Tallinn hosts first ever Copernicus ‘Eyes on Earth’ Roadshow
The world we live in requires us to have our eyes open at all times – and well-focused on Earth – so that we can leave the best possible planet for future generations. And a great part of that includes raising-awareness on those future generations on what can be done to preserve our natural resources and the overall environment.
For this reason, as part of its “Copernicus Earth Observation” programme, EASME and the European Commission have launched the Eyes on Earth’ Roadshow – a series of five events across the EU bringing space and Earth observation closer to EU citizens; and raising awareness of the skills and job opportunities in the geospatial industry.
The first Copernicus ‘Eyes on Earth’ Roadshow event took place at EUMETSAT, Darmstadt (12-13 June)
After a successful first venture in Darmstadt (and an upcoming in Rotterdam, the Netherlands, on 24-25 September), the third Roadshow event will take place at the National Library of Estonia, in Tallinn on 3-4 October.
A Copernicus aerial shot of Tallinn

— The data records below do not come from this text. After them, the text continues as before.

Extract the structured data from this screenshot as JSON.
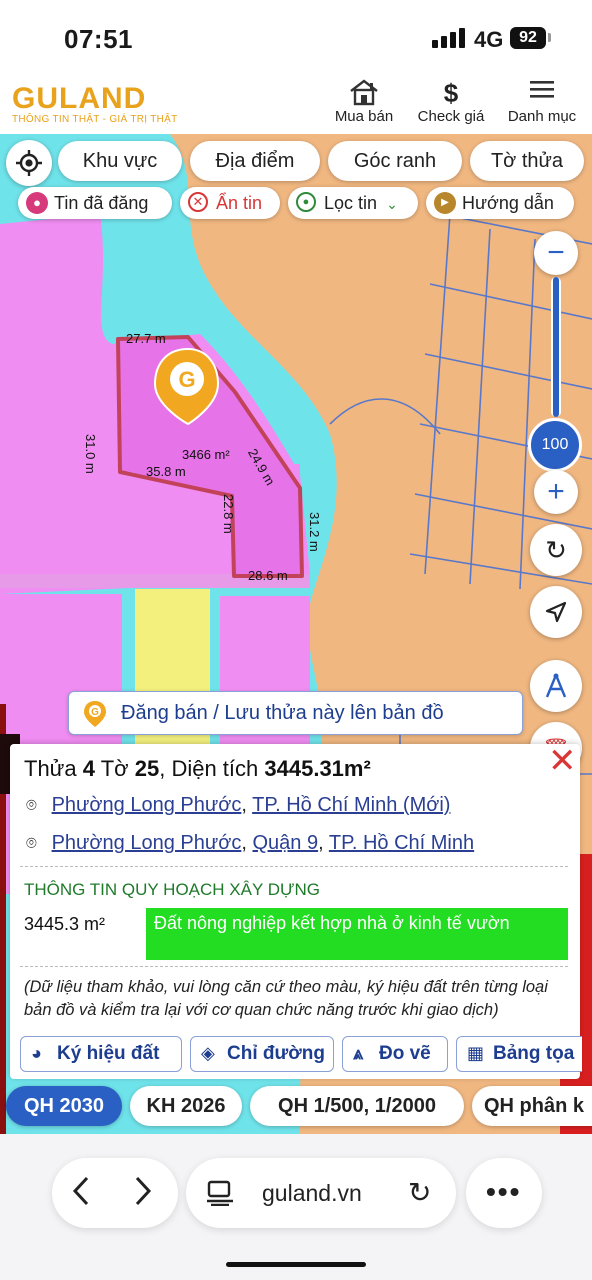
{
  "status": {
    "time": "07:51",
    "network": "4G",
    "battery": "92"
  },
  "header": {
    "logo": "GULAND",
    "tagline": "THÔNG TIN THẬT - GIÁ TRỊ THẬT",
    "buttons": [
      {
        "label": "Mua bán",
        "icon": "house-icon"
      },
      {
        "label": "Check giá",
        "icon": "dollar-icon"
      },
      {
        "label": "Danh mục",
        "icon": "menu-icon"
      }
    ]
  },
  "search_chips": [
    "Khu vực",
    "Địa điểm",
    "Góc ranh",
    "Tờ thửa"
  ],
  "filter_pills": [
    {
      "label": "Tin đã đăng",
      "icon": "palette-icon",
      "color": "#d63a7a"
    },
    {
      "label": "Ẩn tin",
      "icon": "close-circle-icon",
      "color": "#d93636"
    },
    {
      "label": "Lọc tin",
      "icon": "location-icon",
      "color": "#2e8b3a"
    },
    {
      "label": "Hướng dẫn",
      "icon": "play-icon",
      "color": "#b8862b"
    }
  ],
  "zoom_level": "100",
  "map_labels": {
    "m1": "27.7 m",
    "m2": "31.0 m",
    "m3": "24.9 m",
    "m4": "35.8 m",
    "area": "3466 m²",
    "m5": "22.8 m",
    "m6": "31.2 m",
    "m7": "28.6 m"
  },
  "post_banner": "Đăng bán / Lưu thửa này lên bản đồ",
  "parcel": {
    "thua_label": "Thửa",
    "thua": "4",
    "to_label": "Tờ",
    "to": "25",
    "dt_label": ", Diện tích",
    "area": "3445.31m²",
    "addr1": [
      "Phường Long Phước",
      "TP. Hồ Chí Minh (Mới)"
    ],
    "addr2": [
      "Phường Long Phước",
      "Quận 9",
      "TP. Hồ Chí Minh"
    ],
    "section_title": "THÔNG TIN QUY HOẠCH XÂY DỰNG",
    "plan_area": "3445.3 m²",
    "plan_type": "Đất nông nghiệp kết hợp nhà ở kinh tế vườn",
    "note": "(Dữ liệu tham khảo, vui lòng căn cứ theo màu, ký hiệu đất trên từng loại bản đồ và kiểm tra lại với cơ quan chức năng trước khi giao dịch)"
  },
  "actions": [
    "Ký hiệu đất",
    "Chỉ đường",
    "Đo vẽ",
    "Bảng tọa"
  ],
  "layers": [
    "QH 2030",
    "KH 2026",
    "QH 1/500, 1/2000",
    "QH phân k"
  ],
  "browser": {
    "url": "guland.vn"
  },
  "colors": {
    "brand": "#e8a21c",
    "accent": "#2a5fc4",
    "plan_green": "#22dd22",
    "zone_pink": "#f08df2",
    "zone_orange": "#f0b781",
    "water_cyan": "#6fe3ea"
  }
}
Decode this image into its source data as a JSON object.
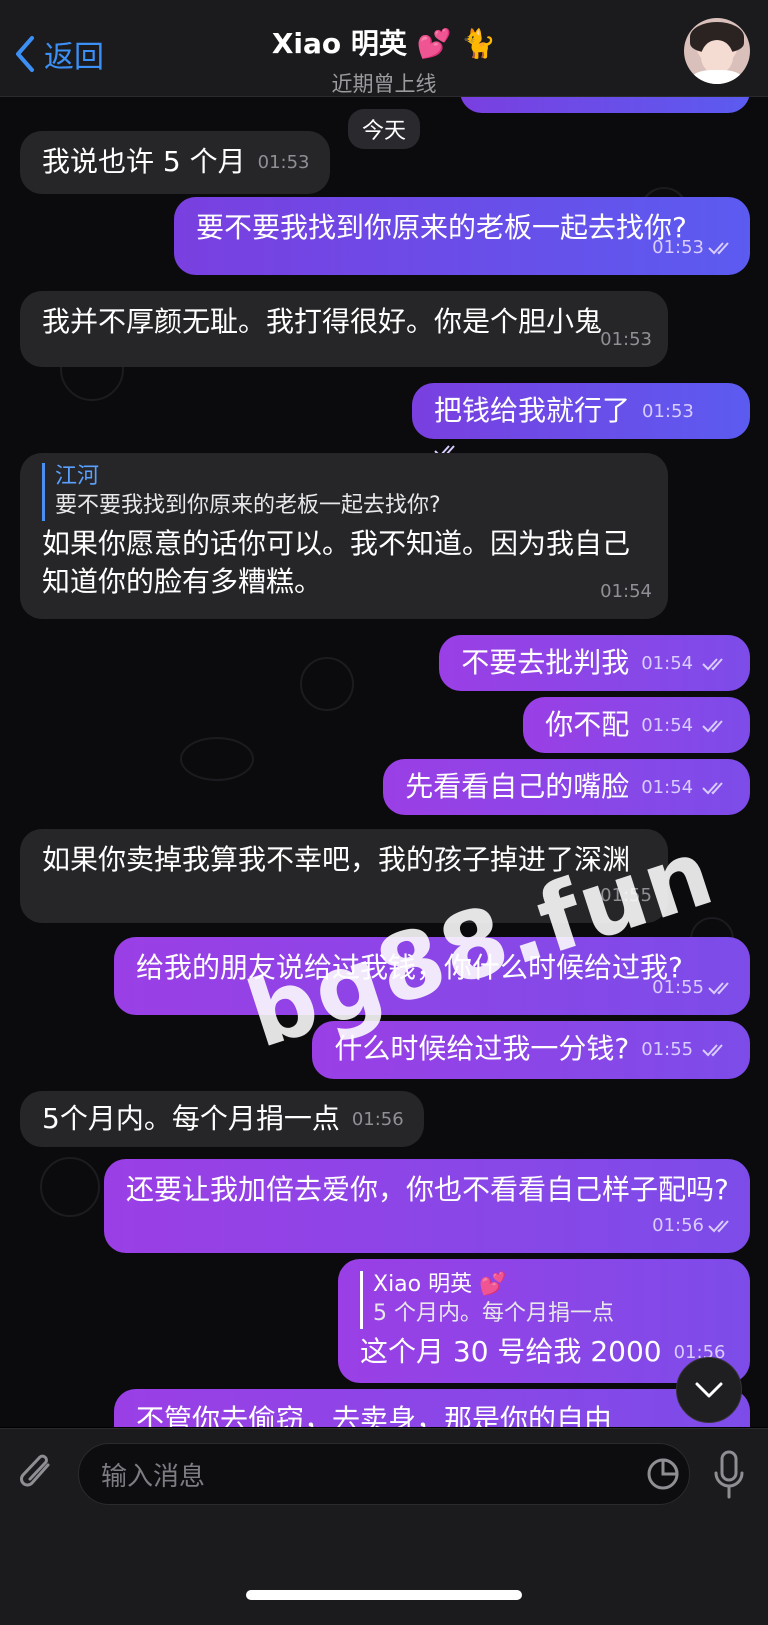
{
  "header": {
    "back_label": "返回",
    "title": "Xiao 明英 💕 🐈",
    "status": "近期曾上线"
  },
  "chat": {
    "date_pill": "今天",
    "messages": [
      {
        "dir": "in",
        "text": "我说也许 5 个月",
        "time": "01:53"
      },
      {
        "dir": "out",
        "text": "要不要我找到你原来的老板一起去找你?",
        "time": "01:53"
      },
      {
        "dir": "in",
        "text": "我并不厚颜无耻。我打得很好。你是个胆小鬼",
        "time": "01:53"
      },
      {
        "dir": "out",
        "text": "把钱给我就行了",
        "time": "01:53"
      },
      {
        "dir": "in",
        "reply_name": "江河",
        "reply_text": "要不要我找到你原来的老板一起去找你?",
        "text": "如果你愿意的话你可以。我不知道。因为我自己知道你的脸有多糟糕。",
        "time": "01:54"
      },
      {
        "dir": "out",
        "text": "不要去批判我",
        "time": "01:54"
      },
      {
        "dir": "out",
        "text": "你不配",
        "time": "01:54"
      },
      {
        "dir": "out",
        "text": "先看看自己的嘴脸",
        "time": "01:54"
      },
      {
        "dir": "in",
        "text": "如果你卖掉我算我不幸吧，我的孩子掉进了深渊",
        "time": "01:55"
      },
      {
        "dir": "out",
        "text": "给我的朋友说给过我钱，你什么时候给过我?",
        "time": "01:55"
      },
      {
        "dir": "out",
        "text": "什么时候给过我一分钱?",
        "time": "01:55"
      },
      {
        "dir": "in",
        "text": "5个月内。每个月捐一点",
        "time": "01:56"
      },
      {
        "dir": "out",
        "text": "还要让我加倍去爱你，你也不看看自己样子配吗?",
        "time": "01:56"
      },
      {
        "dir": "out",
        "reply_name": "Xiao 明英 💕",
        "reply_text": "5 个月内。每个月捐一点",
        "text": "这个月 30 号给我 2000",
        "time": "01:56"
      },
      {
        "dir": "out",
        "text": "不管你去偷窃，去卖身，那是你的自由",
        "time": ""
      }
    ]
  },
  "watermark": "bg88.fun",
  "composer": {
    "placeholder": "输入消息"
  },
  "colors": {
    "accent": "#3b8ff5",
    "incoming_bubble": "#262628",
    "outgoing_bubble": "#7d4ce8",
    "background": "#0b0b0d"
  },
  "icons": [
    "chevron-left-icon",
    "paperclip-icon",
    "sticker-icon",
    "microphone-icon",
    "chevron-down-icon",
    "double-check-icon"
  ]
}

During two exciting and eventful days, more than 200 visitors will take part in the Roadshow activities, ranging from game-like experiences at the Expo area, the Masterclasses/Training Opportunities on Air Quality, Energy, Climate, Agriculture – just to name a few –, to the policy sessions on current achievements of the EU Copernicus programme. As to encourage young people’s interest in and possible pursuit of a career in geospatial observation, university students and young professionals will also to meet with experts in Copernicus related-areas in fruitful networking sessions.
All in all, participants from all ages will get a first-hand experience of geospatial observation and its possibilities.

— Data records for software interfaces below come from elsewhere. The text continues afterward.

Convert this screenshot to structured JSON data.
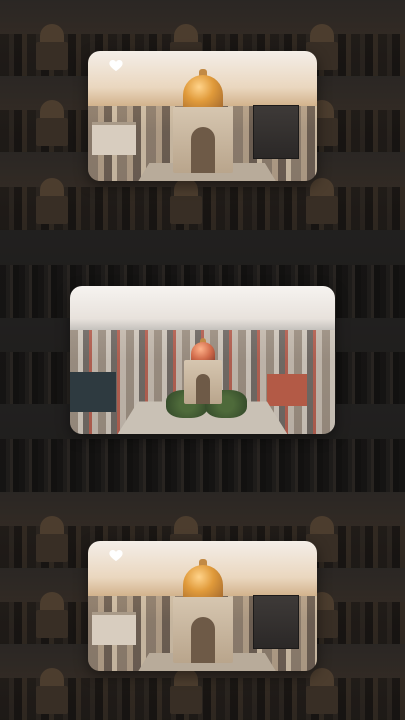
{
  "feed": {
    "cards": [
      {
        "scene": "monument-sunset-closeup",
        "favorite_icon": "heart-icon",
        "favorited": false
      },
      {
        "scene": "monument-aerial-wide"
      },
      {
        "scene": "monument-sunset-closeup",
        "favorite_icon": "heart-icon",
        "favorited": false
      }
    ],
    "background": "tiled-city-thumbnails"
  },
  "colors": {
    "page_background": "#2b2b2b",
    "heart_outline": "#ffffff",
    "dome_gold": "#e09a3a",
    "dome_red": "#d06a4a"
  }
}
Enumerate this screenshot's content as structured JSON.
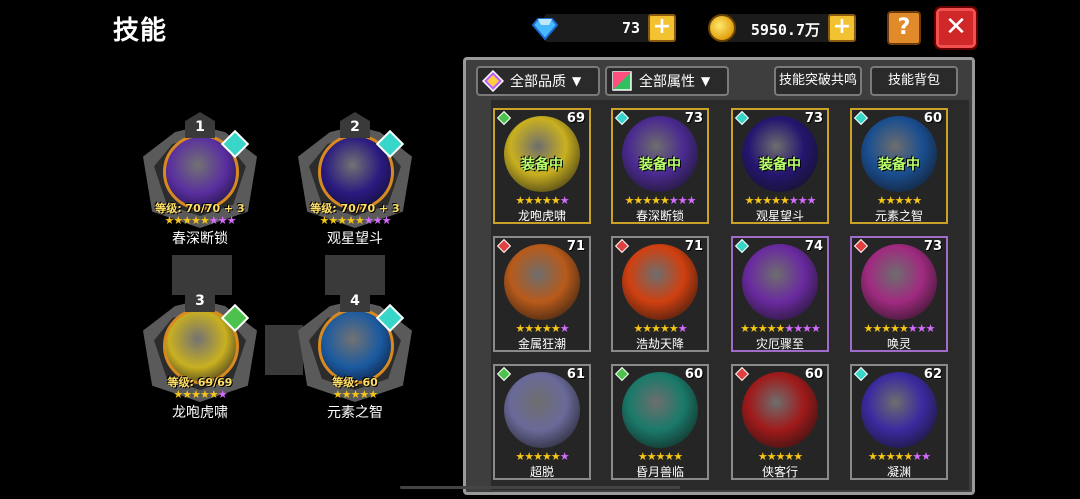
{
  "header": {
    "title": "技能"
  },
  "resources": {
    "gems": {
      "amount": "73",
      "icon": "diamond-icon",
      "plus": "+"
    },
    "coins": {
      "amount": "5950.7万",
      "icon": "coin-icon",
      "plus": "+"
    }
  },
  "buttons": {
    "help": "?",
    "close": "✕"
  },
  "equipped": [
    {
      "num": "1",
      "level": "等级: 70/70 + 3",
      "stars": "★★★★★",
      "stars_extra": "★★★",
      "name": "春深断锁",
      "element_color": "#37d6c8",
      "orb_color": "#5a2ea0"
    },
    {
      "num": "2",
      "level": "等级: 70/70 + 3",
      "stars": "★★★★★",
      "stars_extra": "★★★",
      "name": "观星望斗",
      "element_color": "#37d6c8",
      "orb_color": "#2a1a80"
    },
    {
      "num": "3",
      "level": "等级: 69/69",
      "stars": "★★★★★",
      "stars_extra": "★",
      "name": "龙咆虎啸",
      "element_color": "#4cc24c",
      "orb_color": "#c9b020"
    },
    {
      "num": "4",
      "level": "等级: 60",
      "stars": "★★★★★",
      "stars_extra": "",
      "name": "元素之智",
      "element_color": "#37d6c8",
      "orb_color": "#1a5aa0"
    }
  ],
  "filters": {
    "quality": "全部品质",
    "attribute": "全部属性",
    "breakthrough": "技能突破共鸣",
    "bag": "技能背包"
  },
  "cards": [
    {
      "name": "龙咆虎啸",
      "level": "69",
      "tag": "装备中",
      "stars": "★★★★★",
      "stars_extra": "★",
      "element_color": "#4cc24c",
      "orb_color": "#c9b020"
    },
    {
      "name": "春深断锁",
      "level": "73",
      "tag": "装备中",
      "stars": "★★★★★",
      "stars_extra": "★★★",
      "element_color": "#37d6c8",
      "orb_color": "#4a2a90"
    },
    {
      "name": "观星望斗",
      "level": "73",
      "tag": "装备中",
      "stars": "★★★★★",
      "stars_extra": "★★★",
      "element_color": "#37d6c8",
      "orb_color": "#241670"
    },
    {
      "name": "元素之智",
      "level": "60",
      "tag": "装备中",
      "stars": "★★★★★",
      "stars_extra": "",
      "element_color": "#37d6c8",
      "orb_color": "#1a4e90"
    },
    {
      "name": "金属狂潮",
      "level": "71",
      "tag": "",
      "stars": "★★★★★",
      "stars_extra": "★",
      "element_color": "#e04040",
      "orb_color": "#b85a1a"
    },
    {
      "name": "浩劫天降",
      "level": "71",
      "tag": "",
      "stars": "★★★★★",
      "stars_extra": "★",
      "element_color": "#e04040",
      "orb_color": "#d04010"
    },
    {
      "name": "灾厄骤至",
      "level": "74",
      "tag": "",
      "stars": "★★★★★",
      "stars_extra": "★★★★",
      "element_color": "#37d6c8",
      "orb_color": "#6a2aa0"
    },
    {
      "name": "唤灵",
      "level": "73",
      "tag": "",
      "stars": "★★★★★",
      "stars_extra": "★★★",
      "element_color": "#e04040",
      "orb_color": "#a02a80"
    },
    {
      "name": "超脱",
      "level": "61",
      "tag": "",
      "stars": "★★★★★",
      "stars_extra": "★",
      "element_color": "#4cc24c",
      "orb_color": "#6a6a9a"
    },
    {
      "name": "昏月兽临",
      "level": "60",
      "tag": "",
      "stars": "★★★★★",
      "stars_extra": "",
      "element_color": "#4cc24c",
      "orb_color": "#1a7a6a"
    },
    {
      "name": "侠客行",
      "level": "60",
      "tag": "",
      "stars": "★★★★★",
      "stars_extra": "",
      "element_color": "#e04040",
      "orb_color": "#a01a1a"
    },
    {
      "name": "凝渊",
      "level": "62",
      "tag": "",
      "stars": "★★★★★",
      "stars_extra": "★★",
      "element_color": "#37d6c8",
      "orb_color": "#3a2aa0"
    }
  ]
}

Sessions will be led by international experts on Earth observation.
Participation in all Roadshows is free of charge. Be sure to check the full programme and register at https://www.lyyti.fi/p/EoERoadshow_Tallinn_Estonia. The dates of the next Roadshow events are available on the Copernicus website.